*WHAT YOU NEED TO DO*. Could you return each line below without altering a word?

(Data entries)
•••••
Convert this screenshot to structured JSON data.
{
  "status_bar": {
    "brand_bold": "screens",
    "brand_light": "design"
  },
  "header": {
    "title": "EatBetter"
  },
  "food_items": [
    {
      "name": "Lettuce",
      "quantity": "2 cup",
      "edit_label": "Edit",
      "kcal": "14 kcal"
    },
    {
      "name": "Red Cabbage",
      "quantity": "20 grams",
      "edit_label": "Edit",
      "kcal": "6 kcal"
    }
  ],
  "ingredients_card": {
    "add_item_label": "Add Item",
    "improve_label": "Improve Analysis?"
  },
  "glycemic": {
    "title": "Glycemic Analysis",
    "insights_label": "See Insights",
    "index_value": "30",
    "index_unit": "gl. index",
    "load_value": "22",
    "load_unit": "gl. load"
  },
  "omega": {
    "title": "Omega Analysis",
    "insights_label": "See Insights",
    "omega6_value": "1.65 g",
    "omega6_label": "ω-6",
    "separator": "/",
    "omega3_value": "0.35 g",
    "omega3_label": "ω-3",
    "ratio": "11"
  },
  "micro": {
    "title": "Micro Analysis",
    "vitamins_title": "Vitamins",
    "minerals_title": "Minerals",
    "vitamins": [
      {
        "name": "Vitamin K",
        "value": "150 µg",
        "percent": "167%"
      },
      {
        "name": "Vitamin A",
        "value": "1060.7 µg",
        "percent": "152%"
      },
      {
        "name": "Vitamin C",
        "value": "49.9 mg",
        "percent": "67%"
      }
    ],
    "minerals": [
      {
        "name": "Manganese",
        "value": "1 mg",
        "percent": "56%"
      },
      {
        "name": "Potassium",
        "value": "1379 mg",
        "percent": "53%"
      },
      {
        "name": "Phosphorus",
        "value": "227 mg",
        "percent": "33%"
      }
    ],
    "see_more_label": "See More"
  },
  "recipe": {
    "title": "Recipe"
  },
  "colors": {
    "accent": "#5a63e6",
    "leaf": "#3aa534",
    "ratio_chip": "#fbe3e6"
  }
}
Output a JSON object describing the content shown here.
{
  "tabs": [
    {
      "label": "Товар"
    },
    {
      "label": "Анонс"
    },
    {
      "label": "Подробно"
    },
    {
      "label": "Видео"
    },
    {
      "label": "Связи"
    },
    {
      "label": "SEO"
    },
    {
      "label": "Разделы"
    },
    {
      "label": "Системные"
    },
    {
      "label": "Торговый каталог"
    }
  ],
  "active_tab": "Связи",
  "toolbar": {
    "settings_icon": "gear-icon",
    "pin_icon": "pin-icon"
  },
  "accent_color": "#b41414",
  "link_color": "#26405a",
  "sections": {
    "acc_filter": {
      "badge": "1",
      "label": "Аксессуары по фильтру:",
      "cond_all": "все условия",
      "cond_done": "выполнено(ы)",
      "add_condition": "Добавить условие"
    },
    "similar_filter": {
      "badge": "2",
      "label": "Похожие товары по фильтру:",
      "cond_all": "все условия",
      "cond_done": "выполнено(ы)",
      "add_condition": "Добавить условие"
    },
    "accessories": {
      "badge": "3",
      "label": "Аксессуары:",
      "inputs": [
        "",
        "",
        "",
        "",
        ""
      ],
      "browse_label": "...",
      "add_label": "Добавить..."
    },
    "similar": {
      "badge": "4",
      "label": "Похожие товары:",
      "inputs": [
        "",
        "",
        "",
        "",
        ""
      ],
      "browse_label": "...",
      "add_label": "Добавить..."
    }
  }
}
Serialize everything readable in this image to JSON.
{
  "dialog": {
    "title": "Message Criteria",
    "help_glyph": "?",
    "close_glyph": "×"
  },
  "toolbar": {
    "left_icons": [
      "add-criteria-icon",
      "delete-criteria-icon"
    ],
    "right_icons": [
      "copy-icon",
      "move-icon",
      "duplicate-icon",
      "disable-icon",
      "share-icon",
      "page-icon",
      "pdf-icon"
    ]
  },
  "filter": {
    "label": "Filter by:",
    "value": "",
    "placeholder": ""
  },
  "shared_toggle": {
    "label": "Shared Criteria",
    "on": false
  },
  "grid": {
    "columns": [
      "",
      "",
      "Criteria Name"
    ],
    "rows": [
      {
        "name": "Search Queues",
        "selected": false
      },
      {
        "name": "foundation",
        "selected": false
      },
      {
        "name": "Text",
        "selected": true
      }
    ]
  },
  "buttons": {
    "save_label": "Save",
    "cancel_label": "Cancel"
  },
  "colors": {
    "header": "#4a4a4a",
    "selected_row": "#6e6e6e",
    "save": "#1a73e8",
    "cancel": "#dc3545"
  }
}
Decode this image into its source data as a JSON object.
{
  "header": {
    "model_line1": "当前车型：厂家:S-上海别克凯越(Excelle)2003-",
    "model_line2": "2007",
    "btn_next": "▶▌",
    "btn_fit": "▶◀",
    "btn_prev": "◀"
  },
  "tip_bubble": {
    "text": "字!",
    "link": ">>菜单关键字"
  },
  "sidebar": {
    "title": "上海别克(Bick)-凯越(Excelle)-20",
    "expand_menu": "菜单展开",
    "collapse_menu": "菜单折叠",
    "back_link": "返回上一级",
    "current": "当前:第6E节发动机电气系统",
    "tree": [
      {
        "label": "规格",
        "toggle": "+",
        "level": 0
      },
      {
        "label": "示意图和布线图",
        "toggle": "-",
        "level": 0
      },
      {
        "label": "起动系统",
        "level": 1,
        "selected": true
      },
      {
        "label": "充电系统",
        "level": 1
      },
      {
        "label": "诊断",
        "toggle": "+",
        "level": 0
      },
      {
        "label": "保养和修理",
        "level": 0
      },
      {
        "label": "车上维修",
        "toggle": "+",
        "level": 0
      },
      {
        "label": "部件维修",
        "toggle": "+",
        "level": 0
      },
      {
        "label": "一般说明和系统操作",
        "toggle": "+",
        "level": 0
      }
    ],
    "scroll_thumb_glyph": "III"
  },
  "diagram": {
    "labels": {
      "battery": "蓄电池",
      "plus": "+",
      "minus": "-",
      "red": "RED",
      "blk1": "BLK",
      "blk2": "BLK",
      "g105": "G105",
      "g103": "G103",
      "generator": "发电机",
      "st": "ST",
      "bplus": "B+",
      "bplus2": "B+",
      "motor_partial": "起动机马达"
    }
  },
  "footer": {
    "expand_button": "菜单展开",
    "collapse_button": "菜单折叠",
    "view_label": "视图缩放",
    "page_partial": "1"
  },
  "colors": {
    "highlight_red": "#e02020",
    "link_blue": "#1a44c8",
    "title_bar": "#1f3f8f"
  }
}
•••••
*TASK OUTPUT*.
Convert this screenshot to structured JSON data.
{
  "status_bar": {
    "brand_bold": "screens",
    "brand_light": "design"
  },
  "header": {
    "title": "EatBetter"
  },
  "food_items": [
    {
      "name": "Lettuce",
      "quantity": "2 cup",
      "edit_label": "Edit",
      "kcal": "14 kcal"
    },
    {
      "name": "Red Cabbage",
      "quantity": "20 grams",
      "edit_label": "Edit",
      "kcal": "6 kcal"
    }
  ],
  "ingredients_card": {
    "add_item_label": "Add Item",
    "improve_label": "Improve Analysis?"
  },
  "glycemic": {
    "title": "Glycemic Analysis",
    "insights_label": "See Insights",
    "index_value": "30",
    "index_unit": "gl. index",
    "load_value": "22",
    "load_unit": "gl. load"
  },
  "omega": {
    "title": "Omega Analysis",
    "insights_label": "See Insights",
    "omega6_value": "1.65 g",
    "omega6_label": "ω-6",
    "separator": "/",
    "omega3_value": "0.35 g",
    "omega3_label": "ω-3",
    "ratio": "11"
  },
  "micro": {
    "title": "Micro Analysis",
    "vitamins_title": "Vitamins",
    "minerals_title": "Minerals",
    "vitamins": [
      {
        "name": "Vitamin K",
        "value": "150 µg",
        "percent": "167%"
      },
      {
        "name": "Vitamin A",
        "value": "1060.7 µg",
        "percent": "152%"
      },
      {
        "name": "Vitamin C",
        "value": "49.9 mg",
        "percent": "67%"
      }
    ],
    "minerals": [
      {
        "name": "Manganese",
        "value": "1 mg",
        "percent": "56%"
      },
      {
        "name": "Potassium",
        "value": "1379 mg",
        "percent": "53%"
      },
      {
        "name": "Phosphorus",
        "value": "227 mg",
        "percent": "33%"
      }
    ],
    "see_more_label": "See More"
  },
  "recipe": {
    "title": "Recipe"
  },
  "colors": {
    "accent": "#5a63e6",
    "leaf": "#3aa534",
    "ratio_chip": "#fbe3e6"
  }
}
Output a JSON object describing the content shown here.
{
  "tabs": [
    {
      "label": "Товар"
    },
    {
      "label": "Анонс"
    },
    {
      "label": "Подробно"
    },
    {
      "label": "Видео"
    },
    {
      "label": "Связи"
    },
    {
      "label": "SEO"
    },
    {
      "label": "Разделы"
    },
    {
      "label": "Системные"
    },
    {
      "label": "Торговый каталог"
    }
  ],
  "active_tab": "Связи",
  "toolbar": {
    "settings_icon": "gear-icon",
    "pin_icon": "pin-icon"
  },
  "accent_color": "#b41414",
  "link_color": "#26405a",
  "sections": {
    "acc_filter": {
      "badge": "1",
      "label": "Аксессуары по фильтру:",
      "cond_all": "все условия",
      "cond_done": "выполнено(ы)",
      "add_condition": "Добавить условие"
    },
    "similar_filter": {
      "badge": "2",
      "label": "Похожие товары по фильтру:",
      "cond_all": "все условия",
      "cond_done": "выполнено(ы)",
      "add_condition": "Добавить условие"
    },
    "accessories": {
      "badge": "3",
      "label": "Аксессуары:",
      "inputs": [
        "",
        "",
        "",
        "",
        ""
      ],
      "browse_label": "...",
      "add_label": "Добавить..."
    },
    "similar": {
      "badge": "4",
      "label": "Похожие товары:",
      "inputs": [
        "",
        "",
        "",
        "",
        ""
      ],
      "browse_label": "...",
      "add_label": "Добавить..."
    }
  }
}
Serialize everything readable in this image to JSON.
{
  "dialog": {
    "title": "Message Criteria",
    "help_glyph": "?",
    "close_glyph": "×"
  },
  "toolbar": {
    "left_icons": [
      "add-criteria-icon",
      "delete-criteria-icon"
    ],
    "right_icons": [
      "copy-icon",
      "move-icon",
      "duplicate-icon",
      "disable-icon",
      "share-icon",
      "page-icon",
      "pdf-icon"
    ]
  },
  "filter": {
    "label": "Filter by:",
    "value": "",
    "placeholder": ""
  },
  "shared_toggle": {
    "label": "Shared Criteria",
    "on": false
  },
  "grid": {
    "columns": [
      "",
      "",
      "Criteria Name"
    ],
    "rows": [
      {
        "name": "Search Queues",
        "selected": false
      },
      {
        "name": "foundation",
        "selected": false
      },
      {
        "name": "Text",
        "selected": true
      }
    ]
  },
  "buttons": {
    "save_label": "Save",
    "cancel_label": "Cancel"
  },
  "colors": {
    "header": "#4a4a4a",
    "selected_row": "#6e6e6e",
    "save": "#1a73e8",
    "cancel": "#dc3545"
  }
}
Decode this image into its source data as a JSON object.
{
  "header": {
    "model_line1": "当前车型：厂家:S-上海别克凯越(Excelle)2003-",
    "model_line2": "2007",
    "btn_next": "▶▌",
    "btn_fit": "▶◀",
    "btn_prev": "◀"
  },
  "tip_bubble": {
    "text": "字!",
    "link": ">>菜单关键字"
  },
  "sidebar": {
    "title": "上海别克(Bick)-凯越(Excelle)-20",
    "expand_menu": "菜单展开",
    "collapse_menu": "菜单折叠",
    "back_link": "返回上一级",
    "current": "当前:第6E节发动机电气系统",
    "tree": [
      {
        "label": "规格",
        "toggle": "+",
        "level": 0
      },
      {
        "label": "示意图和布线图",
        "toggle": "-",
        "level": 0
      },
      {
        "label": "起动系统",
        "level": 1,
        "selected": true
      },
      {
        "label": "充电系统",
        "level": 1
      },
      {
        "label": "诊断",
        "toggle": "+",
        "level": 0
      },
      {
        "label": "保养和修理",
        "level": 0
      },
      {
        "label": "车上维修",
        "toggle": "+",
        "level": 0
      },
      {
        "label": "部件维修",
        "toggle": "+",
        "level": 0
      },
      {
        "label": "一般说明和系统操作",
        "toggle": "+",
        "level": 0
      }
    ],
    "scroll_thumb_glyph": "III"
  },
  "diagram": {
    "labels": {
      "battery": "蓄电池",
      "plus": "+",
      "minus": "-",
      "red": "RED",
      "blk1": "BLK",
      "blk2": "BLK",
      "g105": "G105",
      "g103": "G103",
      "generator": "发电机",
      "st": "ST",
      "bplus": "B+",
      "bplus2": "B+",
      "motor_partial": "起动机马达"
    }
  },
  "footer": {
    "expand_button": "菜单展开",
    "collapse_button": "菜单折叠",
    "view_label": "视图缩放",
    "page_partial": "1"
  },
  "colors": {
    "highlight_red": "#e02020",
    "link_blue": "#1a44c8",
    "title_bar": "#1f3f8f"
  }
}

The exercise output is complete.